In addition, the usefulness and inherent interest of a lengthy appendix which includes transcribed or facsimiled copies of original scripts from My Favorite Husband and I Love Lucy is obvious to even the most casually interested reader. In the case of reprinted facsimiles, scripts are presented complete with corrections and amendations scribbled as the writing and performance processes were under way, this supplying the reader with a fascinating series of historical documents. Since these scripts have usually been discussed at length in the book itself and are included in their performed versions on the CD which is packaged with the book, the reader is in a position to inspect the script, hear it performed and learn of its genesis within the same volume.

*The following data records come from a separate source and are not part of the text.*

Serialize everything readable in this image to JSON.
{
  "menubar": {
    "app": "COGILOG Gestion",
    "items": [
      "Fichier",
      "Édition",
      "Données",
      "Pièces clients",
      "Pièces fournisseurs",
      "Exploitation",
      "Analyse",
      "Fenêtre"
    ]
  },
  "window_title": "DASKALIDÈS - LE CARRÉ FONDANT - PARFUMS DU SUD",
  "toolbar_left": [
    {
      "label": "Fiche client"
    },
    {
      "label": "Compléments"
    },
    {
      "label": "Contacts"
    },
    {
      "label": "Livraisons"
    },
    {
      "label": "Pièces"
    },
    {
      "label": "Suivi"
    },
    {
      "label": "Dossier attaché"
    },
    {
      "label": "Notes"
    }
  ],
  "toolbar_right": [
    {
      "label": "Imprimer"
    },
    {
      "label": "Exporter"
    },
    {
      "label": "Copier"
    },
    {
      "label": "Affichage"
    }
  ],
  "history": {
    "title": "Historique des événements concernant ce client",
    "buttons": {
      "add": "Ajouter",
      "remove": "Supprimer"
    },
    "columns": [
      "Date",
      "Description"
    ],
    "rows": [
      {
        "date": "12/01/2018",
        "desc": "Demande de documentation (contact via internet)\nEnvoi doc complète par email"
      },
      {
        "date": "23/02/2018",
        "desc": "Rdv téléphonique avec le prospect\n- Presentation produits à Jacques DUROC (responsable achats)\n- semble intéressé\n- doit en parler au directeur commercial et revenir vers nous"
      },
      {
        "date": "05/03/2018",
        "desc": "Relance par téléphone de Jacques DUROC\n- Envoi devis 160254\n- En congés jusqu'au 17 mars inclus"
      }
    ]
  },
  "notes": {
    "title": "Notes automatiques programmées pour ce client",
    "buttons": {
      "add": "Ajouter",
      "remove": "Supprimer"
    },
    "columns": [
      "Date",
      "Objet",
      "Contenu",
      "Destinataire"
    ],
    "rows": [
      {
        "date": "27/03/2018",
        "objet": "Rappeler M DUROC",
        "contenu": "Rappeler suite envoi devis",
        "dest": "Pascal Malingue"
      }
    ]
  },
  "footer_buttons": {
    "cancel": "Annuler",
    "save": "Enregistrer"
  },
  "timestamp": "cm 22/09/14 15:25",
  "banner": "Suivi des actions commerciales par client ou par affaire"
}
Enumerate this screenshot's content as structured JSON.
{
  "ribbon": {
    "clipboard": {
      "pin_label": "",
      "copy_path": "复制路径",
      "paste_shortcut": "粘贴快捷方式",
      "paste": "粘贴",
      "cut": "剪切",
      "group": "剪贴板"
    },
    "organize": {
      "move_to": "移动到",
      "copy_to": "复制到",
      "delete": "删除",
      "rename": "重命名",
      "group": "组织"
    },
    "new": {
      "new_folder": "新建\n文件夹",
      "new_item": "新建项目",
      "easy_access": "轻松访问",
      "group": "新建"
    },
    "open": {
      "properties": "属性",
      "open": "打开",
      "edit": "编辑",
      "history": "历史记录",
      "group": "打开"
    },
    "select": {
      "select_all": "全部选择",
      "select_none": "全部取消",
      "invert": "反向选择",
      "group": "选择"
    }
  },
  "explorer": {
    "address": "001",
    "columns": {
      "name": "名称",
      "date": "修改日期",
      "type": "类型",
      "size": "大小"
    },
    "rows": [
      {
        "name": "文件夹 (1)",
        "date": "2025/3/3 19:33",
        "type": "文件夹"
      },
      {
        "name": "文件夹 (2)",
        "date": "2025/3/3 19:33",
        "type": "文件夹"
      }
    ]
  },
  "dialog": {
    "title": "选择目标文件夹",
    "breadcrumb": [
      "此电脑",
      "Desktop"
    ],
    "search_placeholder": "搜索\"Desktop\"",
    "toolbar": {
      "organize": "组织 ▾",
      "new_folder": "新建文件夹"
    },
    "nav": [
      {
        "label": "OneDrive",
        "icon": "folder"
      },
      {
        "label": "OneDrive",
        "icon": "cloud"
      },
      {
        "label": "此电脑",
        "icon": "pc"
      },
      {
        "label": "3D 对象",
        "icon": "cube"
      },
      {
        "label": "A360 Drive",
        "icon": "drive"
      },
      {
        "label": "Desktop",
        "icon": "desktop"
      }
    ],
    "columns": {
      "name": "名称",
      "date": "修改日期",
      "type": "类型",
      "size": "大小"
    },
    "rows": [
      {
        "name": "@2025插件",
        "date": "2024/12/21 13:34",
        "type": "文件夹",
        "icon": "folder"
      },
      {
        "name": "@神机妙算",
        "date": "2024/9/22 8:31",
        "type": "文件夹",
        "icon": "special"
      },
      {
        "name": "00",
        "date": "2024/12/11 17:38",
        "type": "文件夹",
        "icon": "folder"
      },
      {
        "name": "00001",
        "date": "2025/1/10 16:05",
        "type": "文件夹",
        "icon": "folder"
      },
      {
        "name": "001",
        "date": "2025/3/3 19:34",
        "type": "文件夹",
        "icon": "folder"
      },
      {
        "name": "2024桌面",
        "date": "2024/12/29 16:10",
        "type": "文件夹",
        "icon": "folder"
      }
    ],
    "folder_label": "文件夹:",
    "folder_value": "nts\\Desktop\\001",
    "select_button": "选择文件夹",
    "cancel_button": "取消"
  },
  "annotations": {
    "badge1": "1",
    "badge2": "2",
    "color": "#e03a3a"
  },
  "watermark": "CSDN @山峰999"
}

The appendix also includes an unperformed script and a transcription of out-takes from My Favorite Husband (again included on the accompanying CD). Yet another bonus is the fact that the book is packed with rarely published photographs taken during rehearsals and backstage breaks, facsimiles of letters from John Steinbeck and James Thurber and reprints of crucial Lucy documentation. As a historical compendium, therefore, Oppenheimer's book is outstanding.
Taken as a whole, the volume does contain minor flaws, though none prove damaging to the overall project. Occasional inaccuracies are detectable: for example, Oppenheimer implies that CBS Radio's My Favorite Husband gave birth to situation comedy, an implication that ignores earlier candidates for this distinction such as The Goldbergs (NBC and CBS, 1929-1945). In addition, the author's clearly benign personality perhaps causes him to falsify via omission certain tensions and struggles circulating within the shows in which he was involved. It is, however, this book's perhaps unexpected status as a valuable research tool for all readers interested in issues of form, authorship and formative US broadcasting practise in general that deserves emphasis. As such, the phrase 'incomplete history' ultimately comments more upon Oppenheimer's instinctive, unfeigned modesty than upon the content of this auto-biographical, 'archival' treasure-trove, which makes fewer claims to authority than it surely has a right to do.
|Laughs, Luck...and Lucy: How I Came to Create the Most Popular Sitcom of All Time|
by Jess Oppenheimer with Gregg Oppenheimer
© 1996 by Gregg Oppenheimer. All Rights Reserved